Organisations, especially large governmental ones, are hierarchical structurally and functionally. Large business firms can move, to some degree, away from hierarchy by devolving authority and responsibility. By contrast, government have dual accountability and dual hierarchies. They have the organisational hierarchy and they have the political hierarchy. The officer or civil servant who consistently flouts the “party line” of the political party in charge in a sustained or consistent way in public will not stay for very long. At the same time, social media will not subvert the hierarchy because the hierarchy sustains the internal structure and its external delivery. To that extent, the hierarchies are networks and competing to control anything that could challenge it.
Management fearing loss of control encourages monologues.
The final problem is that social media challenges the normal managerial relationship. The technology challenges their control of the situation and their employees. Moreover, there is always an implicit fear, in periods of rapid change, those employees who are “good” at social media may make them look bad or make their role redundant. Why do we need the manager if we can go straight to the employee for the answer? Drucker famously argued that most middle managers could be removed and the social media appears to carry through with that idea.

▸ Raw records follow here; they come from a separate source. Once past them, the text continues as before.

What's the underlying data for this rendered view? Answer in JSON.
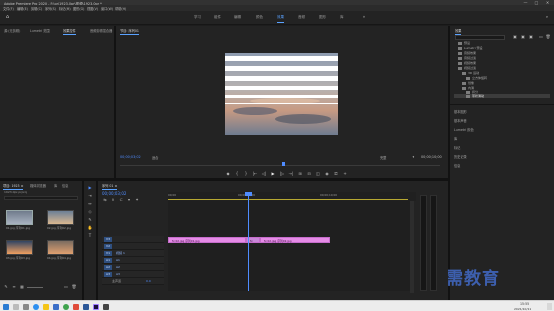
{
  "title_bar": {
    "title": "Adobe Premiere Pro 2020 - F:\\pr\\1923.0pr\\视频\\1923.0pr *",
    "minimize": "—",
    "maximize": "□",
    "close": "✕"
  },
  "menu": [
    "文件(F)",
    "编辑(E)",
    "剪辑(C)",
    "序列(S)",
    "标记(M)",
    "图形(G)",
    "视图(V)",
    "窗口(W)",
    "帮助(H)"
  ],
  "workspaces": [
    "学习",
    "组件",
    "编辑",
    "颜色",
    "效果",
    "音频",
    "图形",
    "库"
  ],
  "workspace_active_index": 4,
  "source_panel": {
    "tabs": [
      "源:(无剪辑)",
      "Lumetri 范围",
      "效果控件",
      "音频剪辑混合器"
    ],
    "active_tab_index": 2
  },
  "program_monitor": {
    "tab": "节目: 序列01",
    "timecode_left": "00;00;03;02",
    "zoom": "适合",
    "quality": "完整",
    "timecode_right": "00;00;10;00"
  },
  "transport": [
    "◆",
    "{",
    "}",
    "|←",
    "◁|",
    "▶",
    "|▷",
    "→|",
    "⊞",
    "⊟",
    "◫",
    "◉",
    "⎚",
    "+"
  ],
  "project_panel": {
    "tabs": [
      "项目: 1923 ≡",
      "媒体浏览器",
      "库",
      "信息"
    ],
    "path": "1923.0pr.prproj",
    "items": [
      {
        "label": "01.jpg 序列01.jpg",
        "colors": [
          "#707b8c",
          "#a8b2c0"
        ]
      },
      {
        "label": "02.jpg 序列02.jpg",
        "colors": [
          "#6b7f96",
          "#d9b790"
        ]
      },
      {
        "label": "03.jpg 序列03.jpg",
        "colors": [
          "#314563",
          "#f0a060"
        ]
      },
      {
        "label": "04.jpg 序列04.jpg",
        "colors": [
          "#7b6c60",
          "#e0a070"
        ]
      }
    ]
  },
  "timeline": {
    "tab": "序列 01 ≡",
    "timecode": "00;00;03;02",
    "ruler": [
      "00;00",
      "00;00;05;00",
      "00;00;10;00"
    ],
    "tracks": [
      {
        "toggle": "V3",
        "name": ""
      },
      {
        "toggle": "V2",
        "name": ""
      },
      {
        "toggle": "V1",
        "name": "视频 1"
      },
      {
        "toggle": "A1",
        "name": "A1"
      },
      {
        "toggle": "A2",
        "name": "A2"
      },
      {
        "toggle": "A3",
        "name": "A3"
      },
      {
        "toggle": "",
        "name": "主声道"
      }
    ],
    "master_value": "0.0",
    "clips": [
      {
        "label": "fx 02.jpg 序列01.jpg"
      },
      {
        "label": "fx"
      },
      {
        "label": "fx 02.jpg 序列02.jpg"
      }
    ]
  },
  "effects_panel": {
    "header": "效果",
    "tree": [
      "预设",
      "Lumetri 预设",
      "音频效果",
      "音频过渡",
      "视频效果",
      "视频过渡",
      "3D 运动",
      "立方体旋转",
      "划像",
      "内滑",
      "拆分",
      "带状滑动"
    ],
    "sections": [
      "基本图形",
      "基本声音",
      "Lumetri 颜色",
      "库",
      "标记",
      "历史记录",
      "信息"
    ]
  },
  "tools": [
    "▶",
    "⇥",
    "↔",
    "◇",
    "✎",
    "✋",
    "T"
  ],
  "watermark": "最需教育",
  "taskbar": {
    "time": "15:55",
    "date": "2021/10/11"
  }
}
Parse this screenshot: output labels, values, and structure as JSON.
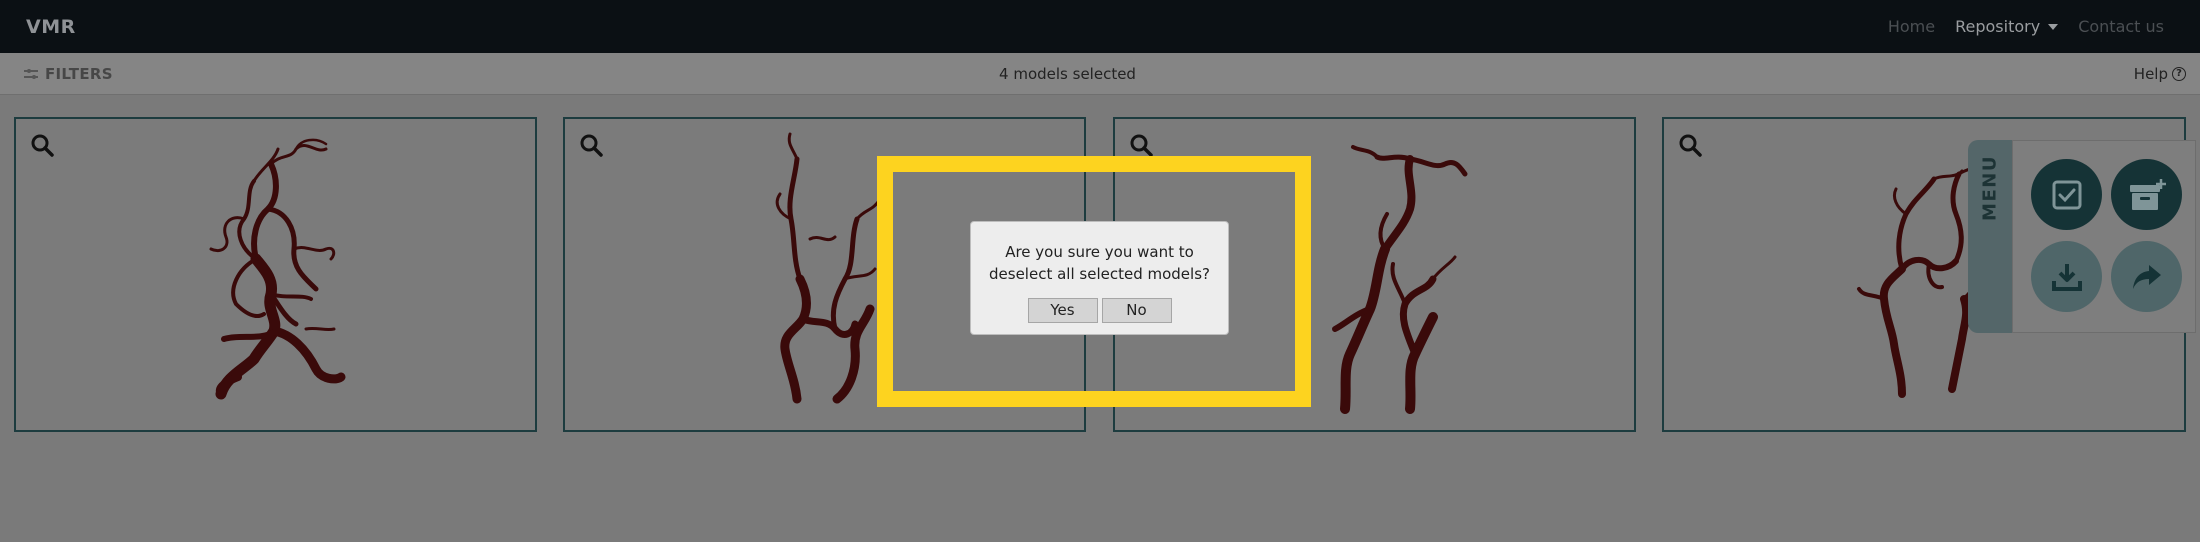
{
  "navbar": {
    "brand": "VMR",
    "links": [
      "Home",
      "Repository",
      "Contact us"
    ]
  },
  "filterbar": {
    "filters_label": "FILTERS",
    "selected_text": "4 models selected",
    "help_label": "Help"
  },
  "cards": [
    {
      "zoom_icon": "search-icon"
    },
    {
      "zoom_icon": "search-icon"
    },
    {
      "zoom_icon": "search-icon"
    },
    {
      "zoom_icon": "search-icon"
    }
  ],
  "dialog": {
    "message_line1": "Are you sure you want to",
    "message_line2": "deselect all selected models?",
    "yes_label": "Yes",
    "no_label": "No"
  },
  "side_menu": {
    "tab_label": "MENU",
    "buttons": [
      "checkbox-icon",
      "archive-add-icon",
      "download-icon",
      "share-icon"
    ]
  },
  "colors": {
    "highlight": "#fdd31f",
    "vessel": "#3a0a0a",
    "menu_dark": "#153336",
    "menu_light": "#4f6669"
  }
}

At the same time, control makes sure that good news is reported upwards. Social media can appeared uncontrolled, either internally or externally, with “bad news” emerging to challenge the perceived or accepted view. If social media fixes the bad news, then it will work. However, it is more likely to be seen as something that challenges the entrenched communication system. If the entrenched communication system filters the communications to meet senior politicians or senior management expectations, it will resist. What Chief Executive is going to be happy to read on an internal blog or, worse, an external blog that project XYZ is actually behind schedule? The problem is compounded when all the reporting layers have stressed the good news. Therein, we see why an internal communication culture will want to cut either an internal or an external dialogue.
Leaders have to overcome these implicit, or explicit, biases within the culture. If government is to “communicate” better, it has to accept and nurture dialogue. The process has to start inside the organisation. If the dialogue and openness are not occurring in the organisation, it will not happen externally. For this to work, the senior managers and the politicians have to see and understand the benefits. They need to understand the benefit of an internal communication system that can communicate critical information upwards. At the same time, it has to see how the external dialogue can improve the organisational reputation. The dialogue will be based on direct experience and not corporate communication context. For more on this topic see this excellent MA thesis.
- To really understand social media, you must also understand online communities (freshnetworks.com)
- Overcome 3 Common Roadblocks to Social Media Adoption (radian6.com)